Also headed to Lal Kuan was Virender Singh Yadav, 23, who said he was lucky to find a dhaba in an inside lane in Laxmi Nagar in East Delhi. “Now everything is shutting,” he said, adding that between him and three others, they had Rs 500. “We will walk and rest when we can. Since there is no food available and no bus, there is nothing we can do.”

Some men said they had borrowed money before leaving. Many said they did not know of the Delhi government initiative to give food at night shelters twice a day.

Mrityunjay Kumar, the media adviser to Uttar Pradesh Chief Minister Yogi Adityanath, said they had made arrangements for the migrants headed to the state. “Instructions have been given to district magistrates to provide assistance in terms of travel and food. Hence, DMs have been given the right to start buses.”

In Ahmedabad, labourers from Madhya Pradesh were stuck in Odhav area. On Wednesday, police arranged 15 vehicles for over 500, to take them to Godhra and Dahod. “From there they can cross the border,” said R G Jadeja, incharge, Odhav police station.

In Vadodara, Hariabhai Dhama (34), a contractual labourer, wondered how he would get home to Dahod, almost 150 km away, with his wife, ailing mother and three children. “We have been out of work for five days and there are 20 days more to go. We are surviving on our savings now,” Dhama said.

A few kilometres away, 13 migrants engaged at a construction site in Bhayli started walking almost 200 km to villages in Madhya Pradesh. They had a two-year-old child with them. “What will we eat here? Twenty-one days is a long time,” said Sarthi Bhil, from Ranapur village in Jhabua.

At Surat, Gautam Lal Meena, 27, said he didn’t know by when he would reach his native village of Lohagarh in Rajasthan’s Pratapgarh district. He has been travelling for 24 hours, having started walking from Mumbai and hitching rides on five-eight trucks.

A father of two, Meena said, “We worked as labourers in Borivali. After the Janata Curfew on Sunday, police didn’t let us go to work. We decided to leave Mumbai on Tuesday, but as we neared the Gujarat border, we came to know that Modiji had announced a lockdown for 21 days. The truck on which we had taken a lift left us midway. We walked through the night to reach Surat.”

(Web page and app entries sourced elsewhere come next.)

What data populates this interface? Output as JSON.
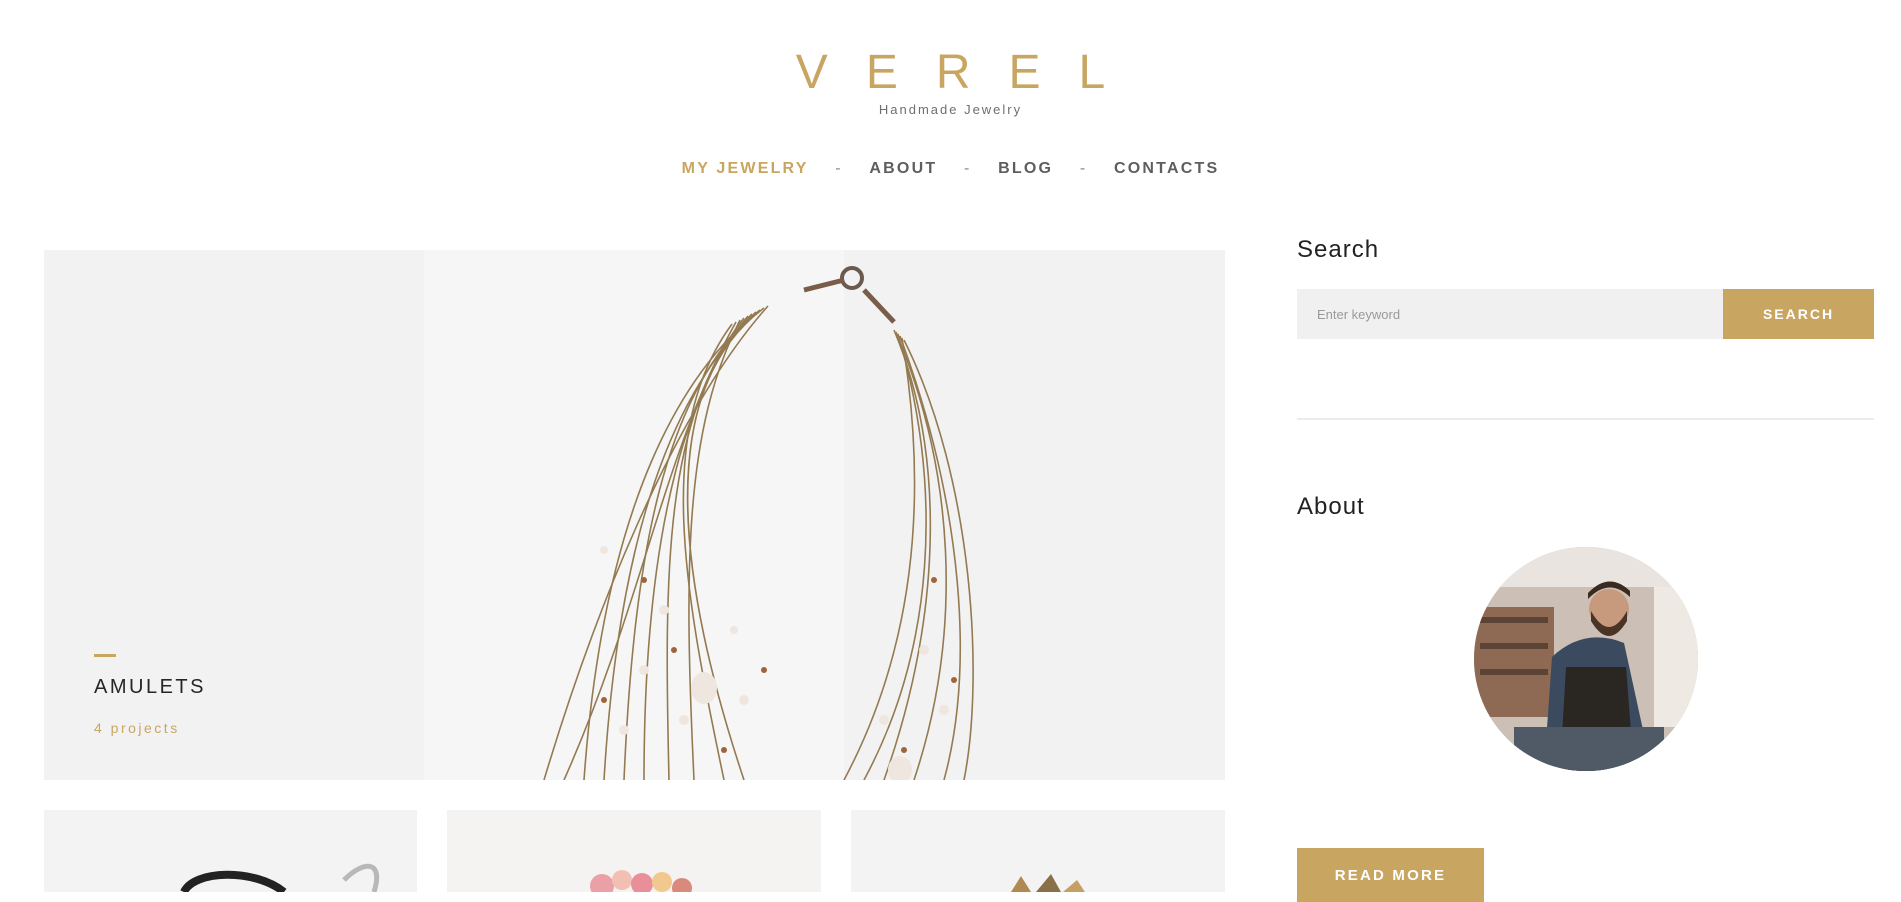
{
  "header": {
    "logo": "VEREL",
    "tagline": "Handmade Jewelry"
  },
  "nav": {
    "items": [
      "MY JEWELRY",
      "ABOUT",
      "BLOG",
      "CONTACTS"
    ],
    "separator": "-",
    "active_index": 0
  },
  "hero": {
    "category_title": "AMULETS",
    "category_count": "4 projects",
    "image_icon": "necklace-photo"
  },
  "thumbnails": {
    "icons": [
      "bracelet-photo",
      "flower-jewelry-photo",
      "brooch-photo"
    ]
  },
  "sidebar": {
    "search": {
      "heading": "Search",
      "placeholder": "Enter keyword",
      "button_label": "SEARCH"
    },
    "about": {
      "heading": "About",
      "avatar_icon": "craftsman-photo",
      "button_label": "READ MORE"
    }
  },
  "colors": {
    "accent": "#c9a562",
    "text_dark": "#222222",
    "nav_text": "#5e5e5e",
    "input_bg": "#f0f0f0"
  }
}
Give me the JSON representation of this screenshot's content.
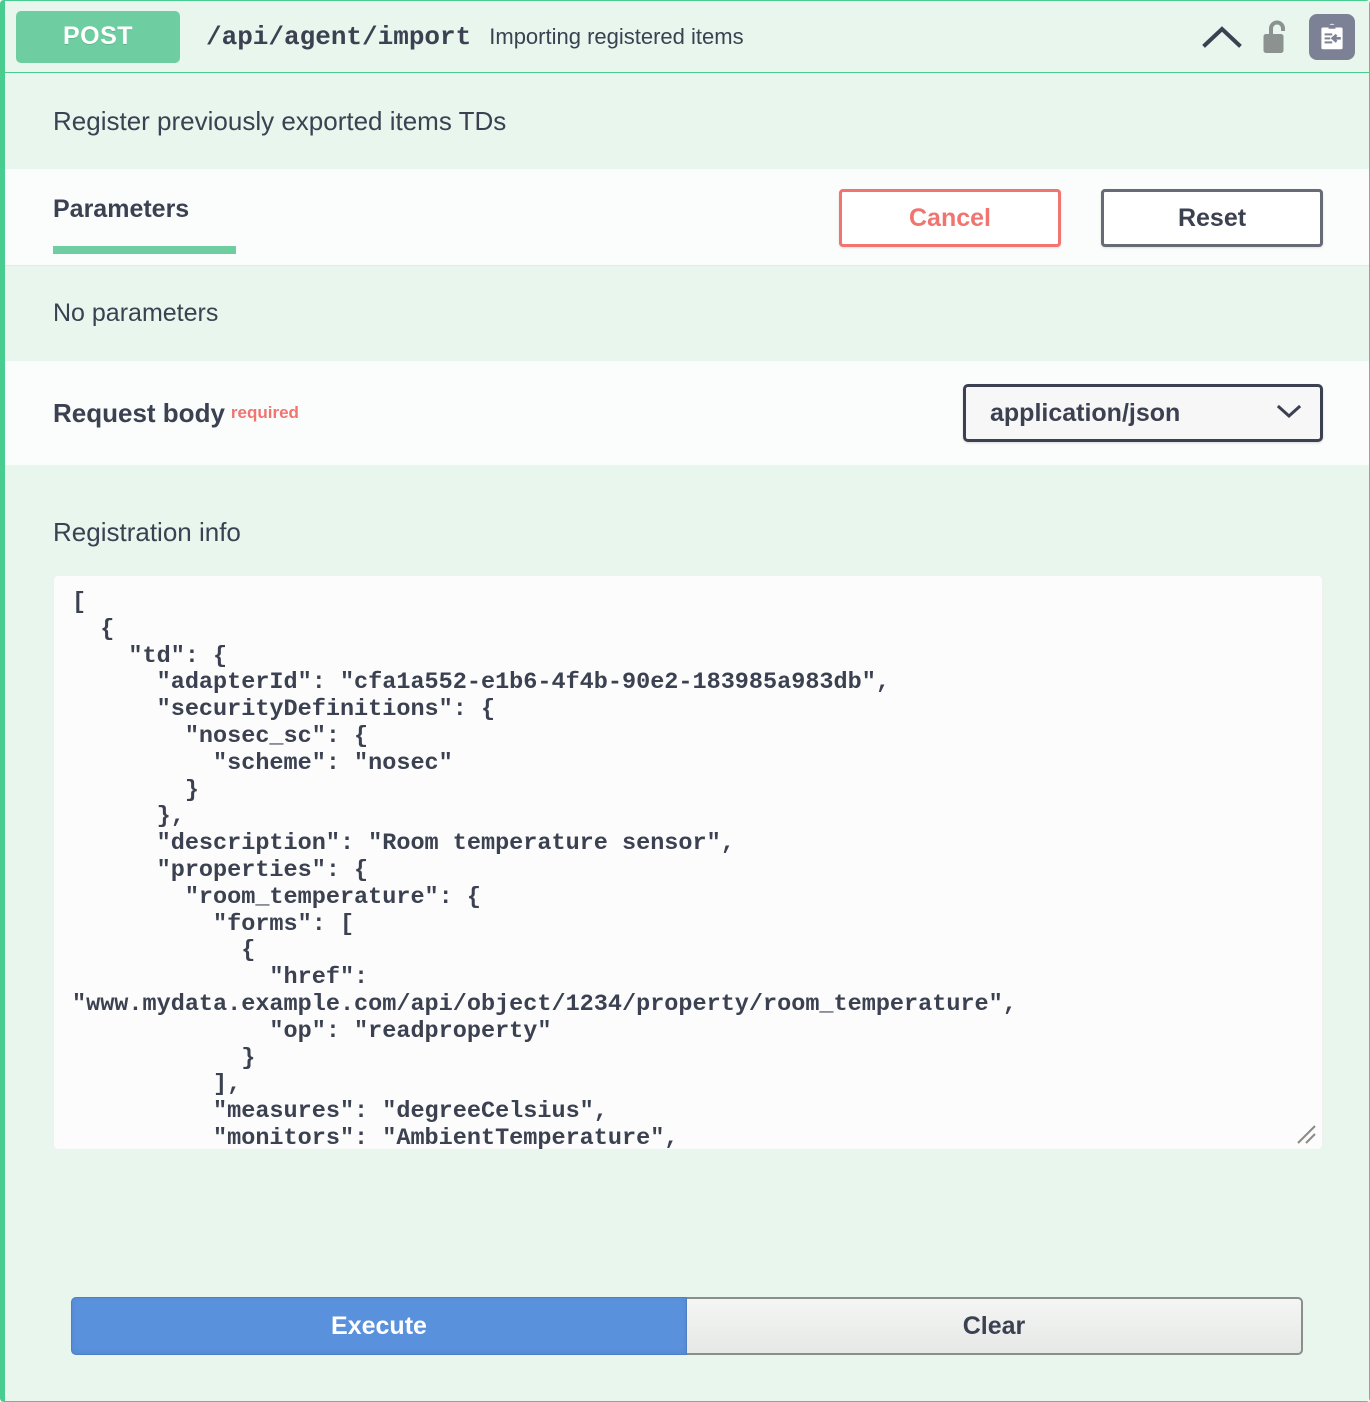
{
  "header": {
    "method": "POST",
    "path": "/api/agent/import",
    "summary": "Importing registered items",
    "icons": {
      "collapse": "chevron-up-icon",
      "auth": "unlocked-padlock-icon",
      "import": "clipboard-import-icon"
    },
    "method_color": "#6ecea1",
    "border_color": "#49cc90"
  },
  "description": "Register previously exported items TDs",
  "tabs": {
    "parameters_label": "Parameters",
    "cancel_label": "Cancel",
    "reset_label": "Reset",
    "cancel_color": "#f07470",
    "reset_color": "#666b75",
    "active_underline_color": "#6ecea1"
  },
  "parameters": {
    "empty_text": "No parameters"
  },
  "request_body": {
    "title": "Request body",
    "required_label": "required",
    "required_color": "#f07470",
    "content_type": "application/json",
    "content_type_options": [
      "application/json"
    ],
    "chevron": "chevron-down-icon"
  },
  "body_editor": {
    "label": "Registration info",
    "value": "[\n  {\n    \"td\": {\n      \"adapterId\": \"cfa1a552-e1b6-4f4b-90e2-183985a983db\",\n      \"securityDefinitions\": {\n        \"nosec_sc\": {\n          \"scheme\": \"nosec\"\n        }\n      },\n      \"description\": \"Room temperature sensor\",\n      \"properties\": {\n        \"room_temperature\": {\n          \"forms\": [\n            {\n              \"href\":\n\"www.mydata.example.com/api/object/1234/property/room_temperature\",\n              \"op\": \"readproperty\"\n            }\n          ],\n          \"measures\": \"degreeCelsius\",\n          \"monitors\": \"AmbientTemperature\",",
    "resize_handle": "resize-grip-icon"
  },
  "actions": {
    "execute_label": "Execute",
    "clear_label": "Clear",
    "execute_color": "#5a91dd"
  }
}
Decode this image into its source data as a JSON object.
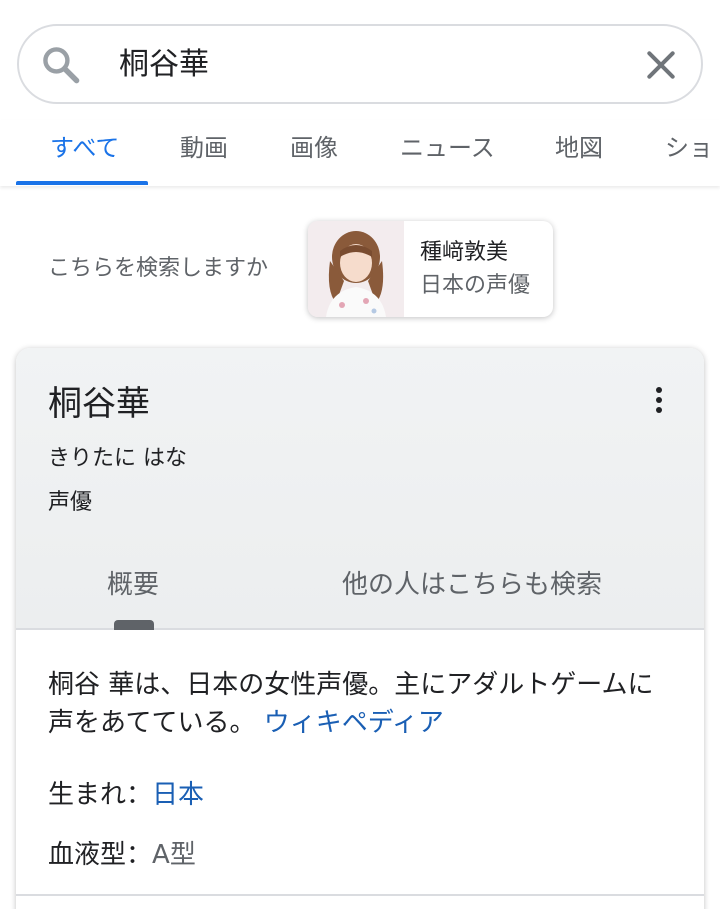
{
  "search": {
    "query": "桐谷華"
  },
  "tabs": [
    "すべて",
    "動画",
    "画像",
    "ニュース",
    "地図",
    "ショ"
  ],
  "did_you_mean": {
    "label": "こちらを検索しますか",
    "name": "種﨑敦美",
    "description": "日本の声優"
  },
  "panel": {
    "title": "桐谷華",
    "reading": "きりたに はな",
    "type": "声優",
    "tabs": [
      "概要",
      "他の人はこちらも検索"
    ],
    "description": "桐谷 華は、日本の女性声優。主にアダルトゲームに声をあてている。",
    "source_link": "ウィキペディア",
    "facts": [
      {
        "label": "生まれ",
        "value": "日本"
      },
      {
        "label": "血液型",
        "value": "A型"
      }
    ]
  },
  "colors": {
    "accent": "#1a73e8",
    "link": "#1a5fb4",
    "muted": "#5f6368"
  }
}
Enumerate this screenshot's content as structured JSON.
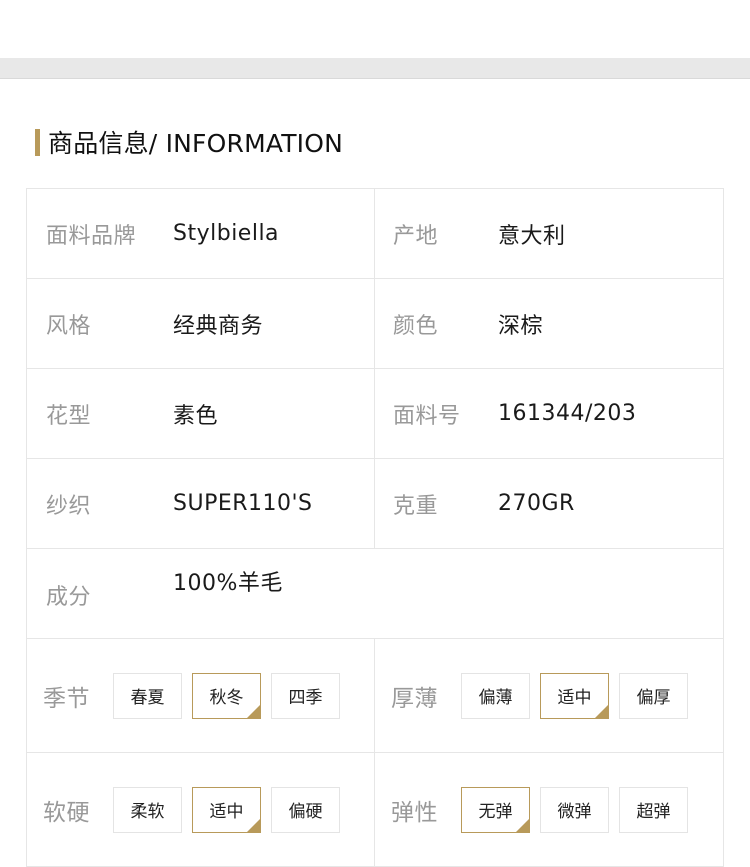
{
  "section": {
    "title": "商品信息/ INFORMATION"
  },
  "colors": {
    "accent": "#b89a5a",
    "label": "#999999",
    "value": "#1a1a1a",
    "border": "#e6e6e6"
  },
  "info_rows": [
    {
      "left_label": "面料品牌",
      "left_value": "Stylbiella",
      "right_label": "产地",
      "right_value": "意大利"
    },
    {
      "left_label": "风格",
      "left_value": "经典商务",
      "right_label": "颜色",
      "right_value": "深棕"
    },
    {
      "left_label": "花型",
      "left_value": "素色",
      "right_label": "面料号",
      "right_value": "161344/203"
    },
    {
      "left_label": "纱织",
      "left_value": "SUPER110'S",
      "right_label": "克重",
      "right_value": "270GR"
    }
  ],
  "composition": {
    "label": "成分",
    "value": "100%羊毛"
  },
  "option_rows": [
    {
      "left": {
        "label": "季节",
        "options": [
          "春夏",
          "秋冬",
          "四季"
        ],
        "selected": "秋冬"
      },
      "right": {
        "label": "厚薄",
        "options": [
          "偏薄",
          "适中",
          "偏厚"
        ],
        "selected": "适中"
      }
    },
    {
      "left": {
        "label": "软硬",
        "options": [
          "柔软",
          "适中",
          "偏硬"
        ],
        "selected": "适中"
      },
      "right": {
        "label": "弹性",
        "options": [
          "无弹",
          "微弹",
          "超弹"
        ],
        "selected": "无弹"
      }
    }
  ]
}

Meena hoped to get to Banswara and then find a way to get to Pratapgarh, thanking the Gujarat authorities for arranging a ride for them. “Most of the money we had has been spent on paying for the lifts we took and the biscuits we bought to eat,” he said.

He said that at several places, policemen hit them and forced them off the road. “We told them take us to jail. At least we will get food and a place to rest there.”

with ENS Lucknow